LBJ’s Biden Moment
May 15, 2012
In one of those coincidences that get you thinking in historical analogies, President Obama announced his support for same-sex marriage just a few days after the publication of Robert Caro’s fourth volume on the life of Lyndon B. Johnson, “The Passage of Power.” Obama arrived at his position in very much the way that John F. Kennedy decided to put the force of the White House behind civil rights: slowly, reluctantly, and with a big assist from his overlooked, often ridiculed Vice-President.
I spent the summer of 1980 as an intern at a legal-aid office in southern Alabama, and in the houses of poor black people I got used to seeing a sign on the wall that said, “The three who set us free,” beneath pictures of John and Robert Kennedy and Martin Luther King, Jr. It always struck me as unfair that Johnson had been erased from history, not just in those homes in Alabama, but in the judgment of liberal-minded Americans all over the country. After all, it was President Johnson who got civil rights and voting rights passed, along with the entire program of social-justice legislation known as the Great Society.

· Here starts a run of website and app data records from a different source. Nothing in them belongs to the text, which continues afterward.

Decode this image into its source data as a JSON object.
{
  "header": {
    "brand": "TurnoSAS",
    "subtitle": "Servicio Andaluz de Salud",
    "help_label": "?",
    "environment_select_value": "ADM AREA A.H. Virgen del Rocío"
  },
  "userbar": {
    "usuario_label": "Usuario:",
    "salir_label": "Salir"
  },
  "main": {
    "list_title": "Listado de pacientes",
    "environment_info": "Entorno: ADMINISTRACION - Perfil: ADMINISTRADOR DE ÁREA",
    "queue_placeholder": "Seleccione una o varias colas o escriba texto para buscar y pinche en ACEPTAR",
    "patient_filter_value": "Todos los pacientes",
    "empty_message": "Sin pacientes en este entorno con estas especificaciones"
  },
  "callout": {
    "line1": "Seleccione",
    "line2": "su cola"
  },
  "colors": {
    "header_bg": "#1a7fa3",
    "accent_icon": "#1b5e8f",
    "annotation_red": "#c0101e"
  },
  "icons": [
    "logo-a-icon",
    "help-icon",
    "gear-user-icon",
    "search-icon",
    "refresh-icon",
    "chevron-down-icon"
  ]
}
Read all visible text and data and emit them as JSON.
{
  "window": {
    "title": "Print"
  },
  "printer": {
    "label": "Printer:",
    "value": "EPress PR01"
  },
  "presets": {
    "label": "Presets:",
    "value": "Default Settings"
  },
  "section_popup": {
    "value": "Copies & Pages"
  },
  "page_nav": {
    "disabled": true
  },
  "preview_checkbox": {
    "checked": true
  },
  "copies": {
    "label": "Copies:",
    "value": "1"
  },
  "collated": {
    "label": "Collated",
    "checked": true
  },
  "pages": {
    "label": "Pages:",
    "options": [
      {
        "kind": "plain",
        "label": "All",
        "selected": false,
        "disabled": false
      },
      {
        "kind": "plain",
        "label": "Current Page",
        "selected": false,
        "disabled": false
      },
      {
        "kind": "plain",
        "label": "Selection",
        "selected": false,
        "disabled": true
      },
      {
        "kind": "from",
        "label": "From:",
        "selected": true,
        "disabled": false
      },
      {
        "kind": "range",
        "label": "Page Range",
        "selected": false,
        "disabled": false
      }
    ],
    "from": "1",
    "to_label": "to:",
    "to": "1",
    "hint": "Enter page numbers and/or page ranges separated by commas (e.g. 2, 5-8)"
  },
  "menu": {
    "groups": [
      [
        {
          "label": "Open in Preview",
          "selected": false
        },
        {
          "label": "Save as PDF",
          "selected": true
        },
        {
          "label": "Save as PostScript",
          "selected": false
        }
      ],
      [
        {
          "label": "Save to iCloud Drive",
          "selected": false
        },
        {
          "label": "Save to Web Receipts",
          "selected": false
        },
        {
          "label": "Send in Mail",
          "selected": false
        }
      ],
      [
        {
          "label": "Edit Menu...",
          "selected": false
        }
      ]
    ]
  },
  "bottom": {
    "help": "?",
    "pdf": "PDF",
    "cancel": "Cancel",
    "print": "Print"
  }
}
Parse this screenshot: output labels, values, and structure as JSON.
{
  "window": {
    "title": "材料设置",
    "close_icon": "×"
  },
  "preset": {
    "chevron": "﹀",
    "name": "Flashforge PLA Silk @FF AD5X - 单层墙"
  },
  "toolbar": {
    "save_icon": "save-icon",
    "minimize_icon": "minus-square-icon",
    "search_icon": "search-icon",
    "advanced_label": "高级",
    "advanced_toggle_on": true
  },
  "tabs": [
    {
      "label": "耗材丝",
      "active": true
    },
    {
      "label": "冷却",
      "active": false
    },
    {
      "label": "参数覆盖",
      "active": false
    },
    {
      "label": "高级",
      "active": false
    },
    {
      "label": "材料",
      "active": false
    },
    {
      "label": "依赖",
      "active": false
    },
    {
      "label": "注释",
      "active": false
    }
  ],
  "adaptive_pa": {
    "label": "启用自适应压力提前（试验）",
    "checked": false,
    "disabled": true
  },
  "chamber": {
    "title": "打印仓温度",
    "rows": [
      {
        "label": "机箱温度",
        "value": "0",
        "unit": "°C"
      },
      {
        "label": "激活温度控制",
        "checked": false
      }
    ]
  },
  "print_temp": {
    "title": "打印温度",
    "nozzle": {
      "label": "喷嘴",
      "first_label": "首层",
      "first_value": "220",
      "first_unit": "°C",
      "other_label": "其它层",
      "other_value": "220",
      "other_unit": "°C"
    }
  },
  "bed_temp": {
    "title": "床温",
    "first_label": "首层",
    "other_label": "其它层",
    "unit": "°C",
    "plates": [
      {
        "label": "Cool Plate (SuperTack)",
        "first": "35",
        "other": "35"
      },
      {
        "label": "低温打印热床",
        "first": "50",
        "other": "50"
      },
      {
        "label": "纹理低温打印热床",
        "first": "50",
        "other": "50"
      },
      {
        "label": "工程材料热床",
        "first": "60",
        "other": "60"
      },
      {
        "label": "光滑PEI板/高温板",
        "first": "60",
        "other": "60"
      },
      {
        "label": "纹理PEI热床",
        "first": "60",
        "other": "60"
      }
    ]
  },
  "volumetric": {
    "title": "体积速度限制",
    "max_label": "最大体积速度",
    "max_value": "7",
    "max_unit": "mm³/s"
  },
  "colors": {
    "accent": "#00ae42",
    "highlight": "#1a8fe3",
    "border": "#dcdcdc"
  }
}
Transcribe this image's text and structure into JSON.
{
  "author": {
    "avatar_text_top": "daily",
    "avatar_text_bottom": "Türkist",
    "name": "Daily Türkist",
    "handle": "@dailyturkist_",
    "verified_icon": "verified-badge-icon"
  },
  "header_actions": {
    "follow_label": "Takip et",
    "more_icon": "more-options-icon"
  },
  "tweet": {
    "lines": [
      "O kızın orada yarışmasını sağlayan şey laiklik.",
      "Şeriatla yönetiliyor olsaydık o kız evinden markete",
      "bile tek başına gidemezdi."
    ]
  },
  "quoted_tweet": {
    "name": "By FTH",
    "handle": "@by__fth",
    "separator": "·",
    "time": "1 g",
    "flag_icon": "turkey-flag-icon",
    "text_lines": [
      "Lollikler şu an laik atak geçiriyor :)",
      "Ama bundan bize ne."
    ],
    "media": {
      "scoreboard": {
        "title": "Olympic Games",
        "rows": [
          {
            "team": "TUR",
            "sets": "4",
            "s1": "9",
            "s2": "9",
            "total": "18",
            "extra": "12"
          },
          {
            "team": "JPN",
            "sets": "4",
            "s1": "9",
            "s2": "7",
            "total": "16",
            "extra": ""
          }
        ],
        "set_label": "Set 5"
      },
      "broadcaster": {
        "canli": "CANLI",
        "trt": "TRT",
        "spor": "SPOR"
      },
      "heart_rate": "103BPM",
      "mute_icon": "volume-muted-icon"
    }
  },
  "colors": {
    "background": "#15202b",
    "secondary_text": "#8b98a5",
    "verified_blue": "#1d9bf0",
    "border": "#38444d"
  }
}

For their part, President Kennedy and his brother, the attorney general, spent their first two and a half years in office doing everything possible to avoid taking a position on the central moral issue of their time. The Freedom Rides, sit-ins, James Meredith, Albany, Georgia, Birmingham, and Bull Connor—time after time, the Kennedys watched Americans risking and giving their lives for basic rights and refused to take a clear side. Instead, the President urged patience and talked about enforcing laws and court orders, as if it were a purely legal question. In May, 1963, in the midst of police violence and massive arrests of schoolchildren in Birmingham, Kennedy was asked by a reporter whether it would be useful to speak to the country on the issue. read more